Self doubt can be a scary part of leading a team. When you have self doubt, it sits on your shoulder like a constant companion.
Why should they listen to me?
Am I cut out for this?
To me, doubting yourself is a good thing. It can be uncomfortable and reduce your confidence from time to time. But if you take note of what it is telling you, self doubt can be a useful friend to have.
A lack of self doubt can be dangerous
When a leader stops questioning themselves and becomes overconfident, bad things can happen. Gotham Culture writes about just how to avoid the overconfidence trap. If you think you have all the answers and you don’t need any help, you’re in danger of making bad decisions.
Even worse, some leaders experience self doubt, but choose to ignore it. This is usually because they want to be seen as confident and capable leaders. They see self doubt and questioning themselves as a sign of weakness.
They’re wrong. Self doubt is not a sign of weakness. When you sit up and take notice, it can give you strength. Addressing your feeling of self doubt will make you think harder about what you’re doing. Then, you will be able to take more considered actions.
How to use self doubt to improve your leadership
1. Find out what you’re worried about
When you’re feeling a large bout of worry and doubt, stop for a second. In my experience, self doubt is associated with something specific, it isn’t just a general feeling. Self doubt is your mind’s way of telling you that you are concerned about something that you need to address.
It is often associated with a decision, a course of action or an upcoming event. If it’s not immediately obvious, write down your thoughts in a notepad to gradually pinpoint the source of your worry.

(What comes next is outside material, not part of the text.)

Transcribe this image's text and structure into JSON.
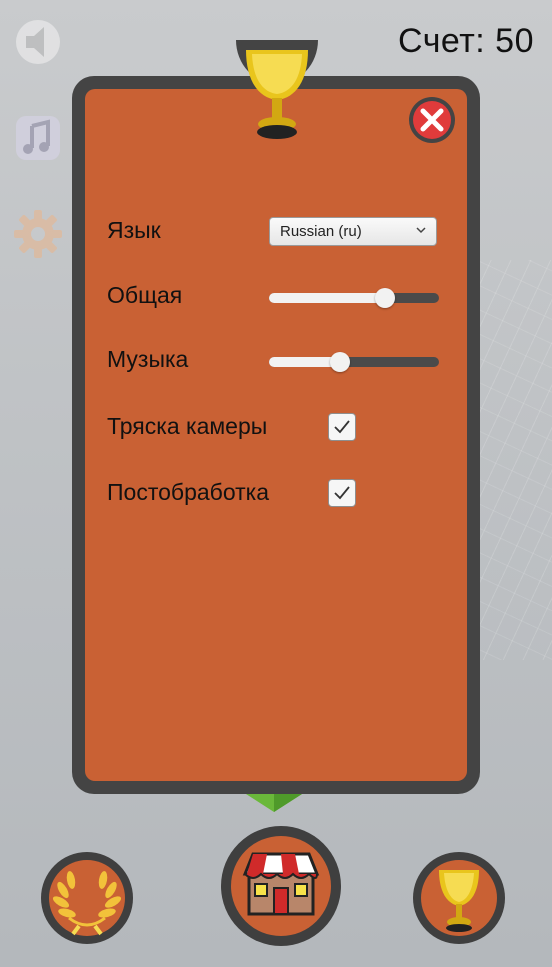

Now, you have a clear idea of what you’re worried about. That’s the first step.
2. Identify actions that will address your concerns
Now that you know the source of your worry, the trick is to do something about it. You want to take action that reduces your feelings of worry and doubt.
Perhaps your worry is about making change in your team. Your self doubt kicks in and you start to worry that you are making the wrong decision. In this example, you might choose to test out your plan with a trusted colleague. Or perhaps you might discuss the change with your team directly to get their feedback first.
It’s not just about making yourself feel better. In this example, if the cause of your concern is the potential impact your change has on others, addressing your own doubts is likely to result in a better outcome for everyone.
The point of this is to make yourself think harder about what you’re doing. Then, you can improve the way you’re doing it, for yourself and for others.
If your concerns are about the reactions of other people, your actions are likely to involve making sure you have considered how what you are doing is impacting them.
3. Measure and repeat the process
Once you’ve taken action to address your feelings of doubt and worry, take a moment to check if it has made any difference. If your feeling of self doubt has reduced, you’re on the right track.
If it hasn’t, then you need to make a correction, or try something else. Repeat the first two steps to ensure you’re focusing on the right concerns and addressing them.
Remember that sometimes, self doubt won’t go away completely. Ask yourself the following question:
Have I done what is practical and reasonable, to address my doubts and concerns?
If the answer is “Yes”, then you’re on the right track. After following this simple process, you are far likely to reach a better quality outcome, that addressed your key concerns.
Self doubt can feel like a crippling problem for leaders, but it can be a positive force when used correctly.
Don’t ignore it.
Listen to what it’s telling you and take action to address it.
You will make more intentional, well thought-out decisions and take considered actions. That’s how self doubt will make you a better leader.